• Requirement: Copy out each line below containing "title".

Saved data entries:
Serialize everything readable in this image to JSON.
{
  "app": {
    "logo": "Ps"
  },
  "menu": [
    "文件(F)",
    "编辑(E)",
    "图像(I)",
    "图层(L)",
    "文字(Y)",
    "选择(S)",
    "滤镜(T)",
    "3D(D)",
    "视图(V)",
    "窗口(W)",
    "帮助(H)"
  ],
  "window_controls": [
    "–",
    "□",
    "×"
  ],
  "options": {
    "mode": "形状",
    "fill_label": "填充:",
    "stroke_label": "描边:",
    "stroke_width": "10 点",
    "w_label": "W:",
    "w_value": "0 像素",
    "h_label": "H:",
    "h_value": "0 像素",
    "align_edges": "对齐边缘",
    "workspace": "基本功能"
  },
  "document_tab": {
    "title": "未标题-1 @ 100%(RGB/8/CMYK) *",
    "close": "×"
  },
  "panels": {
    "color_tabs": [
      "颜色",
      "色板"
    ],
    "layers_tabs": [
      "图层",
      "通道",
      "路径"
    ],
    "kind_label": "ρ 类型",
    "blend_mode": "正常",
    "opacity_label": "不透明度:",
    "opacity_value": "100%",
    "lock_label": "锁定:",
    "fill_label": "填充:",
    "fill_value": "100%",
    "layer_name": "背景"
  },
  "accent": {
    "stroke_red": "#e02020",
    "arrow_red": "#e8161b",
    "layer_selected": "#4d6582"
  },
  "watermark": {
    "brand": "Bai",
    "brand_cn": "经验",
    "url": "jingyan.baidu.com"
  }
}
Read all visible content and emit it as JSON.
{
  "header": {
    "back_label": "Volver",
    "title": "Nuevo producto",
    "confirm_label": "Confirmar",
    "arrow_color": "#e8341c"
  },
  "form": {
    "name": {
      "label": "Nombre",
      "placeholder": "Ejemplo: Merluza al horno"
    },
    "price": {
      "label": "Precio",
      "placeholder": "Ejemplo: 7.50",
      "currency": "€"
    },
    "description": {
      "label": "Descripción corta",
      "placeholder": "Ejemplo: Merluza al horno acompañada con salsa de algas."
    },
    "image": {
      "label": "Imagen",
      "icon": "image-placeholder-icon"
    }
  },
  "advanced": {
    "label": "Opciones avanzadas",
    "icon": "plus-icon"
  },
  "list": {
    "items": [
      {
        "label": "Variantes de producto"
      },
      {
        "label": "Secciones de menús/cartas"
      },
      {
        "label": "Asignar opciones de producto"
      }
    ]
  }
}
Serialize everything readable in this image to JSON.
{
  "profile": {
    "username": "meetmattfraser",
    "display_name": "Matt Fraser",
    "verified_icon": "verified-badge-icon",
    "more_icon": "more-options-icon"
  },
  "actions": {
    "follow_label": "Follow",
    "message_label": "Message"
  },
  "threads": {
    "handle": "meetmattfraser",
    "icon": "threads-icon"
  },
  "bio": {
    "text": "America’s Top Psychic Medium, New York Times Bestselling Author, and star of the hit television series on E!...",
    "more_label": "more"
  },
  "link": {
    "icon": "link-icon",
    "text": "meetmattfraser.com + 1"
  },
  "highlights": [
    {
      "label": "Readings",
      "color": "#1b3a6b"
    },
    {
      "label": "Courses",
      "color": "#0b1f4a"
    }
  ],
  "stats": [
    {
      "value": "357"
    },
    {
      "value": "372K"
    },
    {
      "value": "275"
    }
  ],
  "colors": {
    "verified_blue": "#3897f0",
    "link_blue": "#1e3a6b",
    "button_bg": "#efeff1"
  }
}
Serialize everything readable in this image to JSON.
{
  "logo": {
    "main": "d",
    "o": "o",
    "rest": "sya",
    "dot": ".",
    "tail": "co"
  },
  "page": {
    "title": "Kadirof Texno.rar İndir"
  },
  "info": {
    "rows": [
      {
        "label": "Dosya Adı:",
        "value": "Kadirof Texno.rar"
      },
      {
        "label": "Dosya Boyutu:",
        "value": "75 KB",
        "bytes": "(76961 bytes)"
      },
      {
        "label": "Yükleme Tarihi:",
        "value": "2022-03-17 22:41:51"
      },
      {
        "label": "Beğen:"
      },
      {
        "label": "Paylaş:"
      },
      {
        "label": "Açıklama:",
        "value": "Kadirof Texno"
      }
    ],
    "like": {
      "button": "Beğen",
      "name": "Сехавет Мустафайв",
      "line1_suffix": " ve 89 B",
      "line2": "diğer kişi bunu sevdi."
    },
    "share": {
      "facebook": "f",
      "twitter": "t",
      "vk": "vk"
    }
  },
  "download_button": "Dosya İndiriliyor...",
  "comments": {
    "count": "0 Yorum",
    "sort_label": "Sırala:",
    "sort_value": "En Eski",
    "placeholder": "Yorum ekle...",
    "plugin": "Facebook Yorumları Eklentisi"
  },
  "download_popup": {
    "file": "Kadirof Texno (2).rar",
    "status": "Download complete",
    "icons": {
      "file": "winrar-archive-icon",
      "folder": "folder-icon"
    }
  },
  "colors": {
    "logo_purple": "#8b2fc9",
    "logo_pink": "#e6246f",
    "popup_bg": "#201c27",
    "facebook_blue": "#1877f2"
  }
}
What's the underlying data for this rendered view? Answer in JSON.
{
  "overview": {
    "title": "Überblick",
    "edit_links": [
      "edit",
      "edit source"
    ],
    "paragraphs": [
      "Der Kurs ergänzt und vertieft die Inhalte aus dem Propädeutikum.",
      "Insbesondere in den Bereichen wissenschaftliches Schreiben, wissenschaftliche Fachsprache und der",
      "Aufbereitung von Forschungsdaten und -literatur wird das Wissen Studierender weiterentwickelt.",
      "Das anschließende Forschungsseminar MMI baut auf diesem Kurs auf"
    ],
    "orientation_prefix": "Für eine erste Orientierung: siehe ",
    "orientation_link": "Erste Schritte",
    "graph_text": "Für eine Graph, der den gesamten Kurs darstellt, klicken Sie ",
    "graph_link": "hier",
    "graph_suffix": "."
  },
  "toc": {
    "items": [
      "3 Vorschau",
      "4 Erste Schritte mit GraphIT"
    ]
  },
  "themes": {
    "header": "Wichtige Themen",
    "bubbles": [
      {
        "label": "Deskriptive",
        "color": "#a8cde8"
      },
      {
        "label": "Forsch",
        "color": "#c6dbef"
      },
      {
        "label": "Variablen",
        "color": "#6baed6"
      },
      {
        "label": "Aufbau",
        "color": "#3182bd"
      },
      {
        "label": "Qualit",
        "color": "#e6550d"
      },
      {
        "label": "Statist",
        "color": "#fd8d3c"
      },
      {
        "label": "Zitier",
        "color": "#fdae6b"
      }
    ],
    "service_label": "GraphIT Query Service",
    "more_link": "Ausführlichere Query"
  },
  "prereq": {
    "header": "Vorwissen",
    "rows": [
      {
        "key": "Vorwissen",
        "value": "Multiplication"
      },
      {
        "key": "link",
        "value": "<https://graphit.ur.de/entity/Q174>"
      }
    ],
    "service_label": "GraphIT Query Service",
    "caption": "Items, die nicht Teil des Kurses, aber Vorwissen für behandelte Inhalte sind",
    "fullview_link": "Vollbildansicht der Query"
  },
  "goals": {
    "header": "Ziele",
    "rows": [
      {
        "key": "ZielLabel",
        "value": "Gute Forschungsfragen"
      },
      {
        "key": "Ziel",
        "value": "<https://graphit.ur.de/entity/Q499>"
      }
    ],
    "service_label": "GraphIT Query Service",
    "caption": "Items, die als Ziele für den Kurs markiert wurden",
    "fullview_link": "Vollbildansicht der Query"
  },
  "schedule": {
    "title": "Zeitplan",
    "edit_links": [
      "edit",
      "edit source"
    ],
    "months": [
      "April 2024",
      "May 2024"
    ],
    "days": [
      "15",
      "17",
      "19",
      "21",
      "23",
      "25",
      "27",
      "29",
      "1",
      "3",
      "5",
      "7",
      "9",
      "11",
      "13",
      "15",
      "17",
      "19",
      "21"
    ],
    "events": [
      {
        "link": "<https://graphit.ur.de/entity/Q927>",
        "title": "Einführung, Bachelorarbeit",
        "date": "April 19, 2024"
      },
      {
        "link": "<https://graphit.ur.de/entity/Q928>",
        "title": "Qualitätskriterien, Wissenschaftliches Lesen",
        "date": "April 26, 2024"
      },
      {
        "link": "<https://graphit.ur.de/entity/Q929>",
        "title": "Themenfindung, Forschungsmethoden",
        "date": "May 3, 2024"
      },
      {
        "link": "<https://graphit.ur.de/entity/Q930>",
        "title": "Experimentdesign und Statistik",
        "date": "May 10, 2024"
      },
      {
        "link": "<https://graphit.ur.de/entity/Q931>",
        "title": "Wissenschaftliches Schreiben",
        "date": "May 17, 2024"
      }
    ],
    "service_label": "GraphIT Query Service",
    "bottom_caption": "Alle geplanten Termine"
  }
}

• Solution to this exercise:
    "title": "未标题-1 @ 100%(RGB/8/CMYK) *",
    "title": "Nuevo producto",
    "title": "Kadirof Texno.rar İndir"
    "title": "Überblick",
    "title": "Zeitplan",
        "title": "Einführung, Bachelorarbeit",
        "title": "Qualitätskriterien, Wissenschaftliches Lesen",
        "title": "Themenfindung, Forschungsmethoden",
        "title": "Experimentdesign und Statistik",
        "title": "Wissenschaftliches Schreiben",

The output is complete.